Web page and app entries
----

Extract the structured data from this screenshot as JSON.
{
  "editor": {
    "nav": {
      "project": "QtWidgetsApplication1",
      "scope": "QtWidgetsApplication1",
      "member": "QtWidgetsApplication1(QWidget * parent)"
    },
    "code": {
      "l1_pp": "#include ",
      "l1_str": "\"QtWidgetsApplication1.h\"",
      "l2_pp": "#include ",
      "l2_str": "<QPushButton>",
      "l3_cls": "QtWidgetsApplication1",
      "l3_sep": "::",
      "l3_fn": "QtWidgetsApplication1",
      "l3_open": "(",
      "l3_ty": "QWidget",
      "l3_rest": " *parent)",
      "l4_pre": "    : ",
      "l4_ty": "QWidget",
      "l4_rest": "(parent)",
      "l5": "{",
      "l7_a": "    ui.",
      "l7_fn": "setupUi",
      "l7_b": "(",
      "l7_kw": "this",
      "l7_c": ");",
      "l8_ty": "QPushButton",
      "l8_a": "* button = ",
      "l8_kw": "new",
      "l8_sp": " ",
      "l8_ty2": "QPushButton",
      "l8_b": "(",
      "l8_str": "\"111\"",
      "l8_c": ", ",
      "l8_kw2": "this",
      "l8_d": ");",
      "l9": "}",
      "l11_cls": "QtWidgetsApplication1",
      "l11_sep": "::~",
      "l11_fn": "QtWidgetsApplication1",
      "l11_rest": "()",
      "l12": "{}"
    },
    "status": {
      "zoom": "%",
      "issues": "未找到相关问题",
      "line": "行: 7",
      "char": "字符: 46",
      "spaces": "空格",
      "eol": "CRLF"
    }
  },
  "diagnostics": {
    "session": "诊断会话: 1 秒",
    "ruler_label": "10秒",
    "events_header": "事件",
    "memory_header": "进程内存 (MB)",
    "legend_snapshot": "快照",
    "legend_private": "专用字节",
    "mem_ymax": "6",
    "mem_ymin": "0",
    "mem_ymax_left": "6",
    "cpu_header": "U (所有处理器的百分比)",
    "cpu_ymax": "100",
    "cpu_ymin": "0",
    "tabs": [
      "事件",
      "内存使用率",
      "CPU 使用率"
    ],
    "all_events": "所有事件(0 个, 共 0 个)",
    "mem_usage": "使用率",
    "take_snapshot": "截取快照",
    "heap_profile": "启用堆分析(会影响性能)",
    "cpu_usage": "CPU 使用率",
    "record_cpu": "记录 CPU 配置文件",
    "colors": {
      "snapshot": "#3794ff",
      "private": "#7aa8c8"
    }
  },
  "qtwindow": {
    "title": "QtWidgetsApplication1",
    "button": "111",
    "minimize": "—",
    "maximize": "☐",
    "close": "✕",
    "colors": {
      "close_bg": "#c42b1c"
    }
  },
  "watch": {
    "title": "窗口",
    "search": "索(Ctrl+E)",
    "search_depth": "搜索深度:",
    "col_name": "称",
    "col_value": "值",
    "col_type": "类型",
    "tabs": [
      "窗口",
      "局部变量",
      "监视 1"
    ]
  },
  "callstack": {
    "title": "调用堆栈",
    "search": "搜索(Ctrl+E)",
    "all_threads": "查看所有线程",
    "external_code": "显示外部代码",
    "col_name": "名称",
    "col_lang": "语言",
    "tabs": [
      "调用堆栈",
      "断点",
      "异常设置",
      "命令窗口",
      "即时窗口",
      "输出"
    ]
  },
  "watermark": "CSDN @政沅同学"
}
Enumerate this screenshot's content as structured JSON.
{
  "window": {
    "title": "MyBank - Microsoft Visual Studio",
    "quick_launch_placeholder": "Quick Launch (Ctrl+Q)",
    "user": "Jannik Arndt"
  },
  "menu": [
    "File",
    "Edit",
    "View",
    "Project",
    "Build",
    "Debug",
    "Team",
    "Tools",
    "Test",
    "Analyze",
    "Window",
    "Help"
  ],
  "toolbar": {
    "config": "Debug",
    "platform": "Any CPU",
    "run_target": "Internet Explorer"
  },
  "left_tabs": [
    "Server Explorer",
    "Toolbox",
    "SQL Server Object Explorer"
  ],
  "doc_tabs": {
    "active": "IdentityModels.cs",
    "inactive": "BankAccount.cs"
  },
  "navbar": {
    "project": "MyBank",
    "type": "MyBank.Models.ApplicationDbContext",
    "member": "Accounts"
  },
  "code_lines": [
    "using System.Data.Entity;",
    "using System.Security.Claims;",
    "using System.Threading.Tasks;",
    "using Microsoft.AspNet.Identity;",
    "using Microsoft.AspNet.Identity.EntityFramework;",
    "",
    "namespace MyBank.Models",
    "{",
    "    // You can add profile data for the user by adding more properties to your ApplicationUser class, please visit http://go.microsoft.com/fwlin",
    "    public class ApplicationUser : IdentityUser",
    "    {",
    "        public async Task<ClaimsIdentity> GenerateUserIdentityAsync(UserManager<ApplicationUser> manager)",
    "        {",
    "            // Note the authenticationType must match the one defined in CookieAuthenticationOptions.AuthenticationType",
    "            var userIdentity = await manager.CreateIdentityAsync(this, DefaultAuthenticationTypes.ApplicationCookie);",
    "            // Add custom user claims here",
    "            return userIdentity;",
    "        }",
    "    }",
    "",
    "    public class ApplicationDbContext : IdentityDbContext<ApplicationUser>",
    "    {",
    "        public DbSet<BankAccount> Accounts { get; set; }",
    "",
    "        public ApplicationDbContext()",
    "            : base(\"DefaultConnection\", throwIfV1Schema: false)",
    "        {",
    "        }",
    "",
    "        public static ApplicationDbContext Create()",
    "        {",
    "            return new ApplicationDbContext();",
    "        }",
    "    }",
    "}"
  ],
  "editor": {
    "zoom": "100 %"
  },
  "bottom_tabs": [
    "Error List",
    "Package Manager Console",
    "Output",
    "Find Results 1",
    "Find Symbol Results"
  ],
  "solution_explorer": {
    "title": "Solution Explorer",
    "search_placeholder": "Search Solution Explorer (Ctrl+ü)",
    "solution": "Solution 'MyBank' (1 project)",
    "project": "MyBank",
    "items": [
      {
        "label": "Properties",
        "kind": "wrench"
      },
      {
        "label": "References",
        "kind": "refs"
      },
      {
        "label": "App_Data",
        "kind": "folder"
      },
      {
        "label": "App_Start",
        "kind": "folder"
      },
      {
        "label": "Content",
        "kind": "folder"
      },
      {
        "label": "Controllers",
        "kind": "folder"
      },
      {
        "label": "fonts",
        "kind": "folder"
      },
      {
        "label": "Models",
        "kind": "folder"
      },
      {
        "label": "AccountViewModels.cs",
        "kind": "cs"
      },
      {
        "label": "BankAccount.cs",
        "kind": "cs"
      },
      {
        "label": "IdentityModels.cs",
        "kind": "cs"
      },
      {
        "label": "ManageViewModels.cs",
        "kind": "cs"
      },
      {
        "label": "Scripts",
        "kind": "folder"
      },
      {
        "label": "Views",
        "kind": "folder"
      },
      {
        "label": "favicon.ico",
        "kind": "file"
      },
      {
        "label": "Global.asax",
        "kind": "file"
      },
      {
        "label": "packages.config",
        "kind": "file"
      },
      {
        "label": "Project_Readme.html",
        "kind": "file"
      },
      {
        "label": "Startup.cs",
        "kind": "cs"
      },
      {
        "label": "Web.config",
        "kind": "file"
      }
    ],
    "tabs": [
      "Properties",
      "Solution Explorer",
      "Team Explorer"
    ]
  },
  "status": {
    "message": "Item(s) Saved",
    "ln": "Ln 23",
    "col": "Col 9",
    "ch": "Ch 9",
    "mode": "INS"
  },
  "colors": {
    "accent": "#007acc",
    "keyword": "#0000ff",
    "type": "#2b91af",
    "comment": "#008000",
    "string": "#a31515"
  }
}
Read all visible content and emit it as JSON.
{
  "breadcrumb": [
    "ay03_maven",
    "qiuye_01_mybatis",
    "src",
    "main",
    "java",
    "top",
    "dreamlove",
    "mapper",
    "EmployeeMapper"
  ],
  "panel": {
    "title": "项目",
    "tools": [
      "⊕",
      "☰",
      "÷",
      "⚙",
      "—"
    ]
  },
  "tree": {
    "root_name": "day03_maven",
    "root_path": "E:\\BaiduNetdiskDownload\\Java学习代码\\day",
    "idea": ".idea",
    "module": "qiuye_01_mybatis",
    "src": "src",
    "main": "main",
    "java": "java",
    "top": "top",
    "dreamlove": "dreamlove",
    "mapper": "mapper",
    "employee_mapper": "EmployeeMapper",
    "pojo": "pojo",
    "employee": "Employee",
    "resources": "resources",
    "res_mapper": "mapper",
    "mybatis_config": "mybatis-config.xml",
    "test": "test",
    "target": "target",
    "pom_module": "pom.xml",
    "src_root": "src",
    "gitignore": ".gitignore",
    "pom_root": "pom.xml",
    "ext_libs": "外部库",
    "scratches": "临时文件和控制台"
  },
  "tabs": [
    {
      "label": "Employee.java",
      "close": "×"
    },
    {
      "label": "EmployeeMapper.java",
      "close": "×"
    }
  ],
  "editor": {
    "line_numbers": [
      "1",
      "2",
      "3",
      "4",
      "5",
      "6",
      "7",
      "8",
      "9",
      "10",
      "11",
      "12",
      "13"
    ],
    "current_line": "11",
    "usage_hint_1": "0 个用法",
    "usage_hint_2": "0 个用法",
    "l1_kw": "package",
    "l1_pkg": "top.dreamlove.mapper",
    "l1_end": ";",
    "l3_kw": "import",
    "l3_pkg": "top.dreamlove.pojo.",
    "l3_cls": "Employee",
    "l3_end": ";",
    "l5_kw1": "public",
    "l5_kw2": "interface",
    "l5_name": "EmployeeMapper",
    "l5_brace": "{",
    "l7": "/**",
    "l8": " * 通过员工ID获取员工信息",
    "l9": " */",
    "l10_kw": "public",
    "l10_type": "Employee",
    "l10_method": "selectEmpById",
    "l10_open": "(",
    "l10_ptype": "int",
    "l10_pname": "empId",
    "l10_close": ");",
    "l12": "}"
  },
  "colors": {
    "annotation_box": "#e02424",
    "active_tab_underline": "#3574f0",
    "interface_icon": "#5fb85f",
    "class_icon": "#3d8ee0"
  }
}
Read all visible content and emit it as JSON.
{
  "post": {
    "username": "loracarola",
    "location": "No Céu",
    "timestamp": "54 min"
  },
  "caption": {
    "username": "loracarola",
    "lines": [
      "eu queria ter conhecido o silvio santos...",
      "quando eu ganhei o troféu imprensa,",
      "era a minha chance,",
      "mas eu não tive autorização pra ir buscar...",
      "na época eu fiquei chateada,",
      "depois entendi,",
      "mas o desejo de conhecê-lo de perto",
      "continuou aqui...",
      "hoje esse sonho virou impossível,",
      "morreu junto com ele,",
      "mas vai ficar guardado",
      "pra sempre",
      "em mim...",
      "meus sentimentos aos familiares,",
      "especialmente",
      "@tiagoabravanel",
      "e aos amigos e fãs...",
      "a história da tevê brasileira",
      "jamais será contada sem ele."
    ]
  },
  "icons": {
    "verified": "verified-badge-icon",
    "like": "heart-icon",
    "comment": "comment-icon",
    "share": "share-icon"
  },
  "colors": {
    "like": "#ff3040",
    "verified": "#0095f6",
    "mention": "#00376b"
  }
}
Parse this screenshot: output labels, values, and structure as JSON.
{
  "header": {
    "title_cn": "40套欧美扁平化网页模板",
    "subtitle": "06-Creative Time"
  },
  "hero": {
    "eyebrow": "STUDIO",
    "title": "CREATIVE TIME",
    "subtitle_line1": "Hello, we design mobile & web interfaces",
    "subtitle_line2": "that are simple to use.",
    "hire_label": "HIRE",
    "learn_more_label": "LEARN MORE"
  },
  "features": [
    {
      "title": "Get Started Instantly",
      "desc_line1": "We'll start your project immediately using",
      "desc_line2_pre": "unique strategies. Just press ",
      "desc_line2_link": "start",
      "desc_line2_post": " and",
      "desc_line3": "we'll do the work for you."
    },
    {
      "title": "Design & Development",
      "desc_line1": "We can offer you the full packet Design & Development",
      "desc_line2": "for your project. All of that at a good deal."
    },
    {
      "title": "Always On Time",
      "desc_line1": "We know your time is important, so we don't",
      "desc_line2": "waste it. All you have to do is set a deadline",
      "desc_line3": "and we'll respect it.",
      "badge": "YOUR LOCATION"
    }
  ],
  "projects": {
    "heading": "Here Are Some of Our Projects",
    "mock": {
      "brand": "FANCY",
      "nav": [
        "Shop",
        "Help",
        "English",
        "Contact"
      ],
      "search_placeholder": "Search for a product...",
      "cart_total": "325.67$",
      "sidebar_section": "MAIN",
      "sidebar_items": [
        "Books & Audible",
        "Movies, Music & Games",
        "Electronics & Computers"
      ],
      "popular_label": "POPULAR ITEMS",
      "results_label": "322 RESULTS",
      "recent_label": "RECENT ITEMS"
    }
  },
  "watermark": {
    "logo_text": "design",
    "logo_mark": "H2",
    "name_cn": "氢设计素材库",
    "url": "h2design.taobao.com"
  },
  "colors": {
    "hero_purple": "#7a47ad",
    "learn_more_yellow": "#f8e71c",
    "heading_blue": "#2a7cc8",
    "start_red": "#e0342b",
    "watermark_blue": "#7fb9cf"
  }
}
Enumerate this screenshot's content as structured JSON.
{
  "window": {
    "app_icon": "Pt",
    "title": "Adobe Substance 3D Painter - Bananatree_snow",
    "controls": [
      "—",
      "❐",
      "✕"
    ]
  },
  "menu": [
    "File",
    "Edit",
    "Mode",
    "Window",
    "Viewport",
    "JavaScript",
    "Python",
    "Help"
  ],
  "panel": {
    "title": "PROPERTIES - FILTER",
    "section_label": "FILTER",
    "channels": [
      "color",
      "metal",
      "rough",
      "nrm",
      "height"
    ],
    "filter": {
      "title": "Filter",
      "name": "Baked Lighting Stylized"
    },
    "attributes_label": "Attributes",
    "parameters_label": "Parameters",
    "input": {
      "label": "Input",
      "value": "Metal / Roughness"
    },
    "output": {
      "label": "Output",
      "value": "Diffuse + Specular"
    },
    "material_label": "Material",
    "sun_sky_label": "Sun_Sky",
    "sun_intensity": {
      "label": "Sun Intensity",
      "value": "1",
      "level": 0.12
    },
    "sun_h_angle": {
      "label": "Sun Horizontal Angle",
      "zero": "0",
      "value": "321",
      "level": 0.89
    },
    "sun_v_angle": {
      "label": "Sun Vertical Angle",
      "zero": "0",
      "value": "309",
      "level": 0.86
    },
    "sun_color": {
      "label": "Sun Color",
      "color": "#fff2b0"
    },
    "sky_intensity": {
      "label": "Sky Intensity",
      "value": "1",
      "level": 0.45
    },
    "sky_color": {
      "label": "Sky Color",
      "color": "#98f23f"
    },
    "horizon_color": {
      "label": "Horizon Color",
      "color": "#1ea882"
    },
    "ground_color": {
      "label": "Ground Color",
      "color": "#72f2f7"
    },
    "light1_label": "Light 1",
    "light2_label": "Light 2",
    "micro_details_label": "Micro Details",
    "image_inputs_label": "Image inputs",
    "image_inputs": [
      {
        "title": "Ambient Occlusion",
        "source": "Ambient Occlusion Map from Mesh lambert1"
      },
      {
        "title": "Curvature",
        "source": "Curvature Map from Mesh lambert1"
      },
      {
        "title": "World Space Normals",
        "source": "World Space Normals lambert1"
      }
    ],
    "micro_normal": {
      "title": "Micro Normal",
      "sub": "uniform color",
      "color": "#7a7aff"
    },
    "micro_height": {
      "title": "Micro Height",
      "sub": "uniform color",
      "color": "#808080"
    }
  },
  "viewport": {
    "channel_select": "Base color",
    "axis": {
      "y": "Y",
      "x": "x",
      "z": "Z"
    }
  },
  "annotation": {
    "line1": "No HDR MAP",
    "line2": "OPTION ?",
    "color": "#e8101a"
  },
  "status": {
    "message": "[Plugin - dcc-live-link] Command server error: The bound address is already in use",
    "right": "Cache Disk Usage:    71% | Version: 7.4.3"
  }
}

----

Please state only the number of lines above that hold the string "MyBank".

6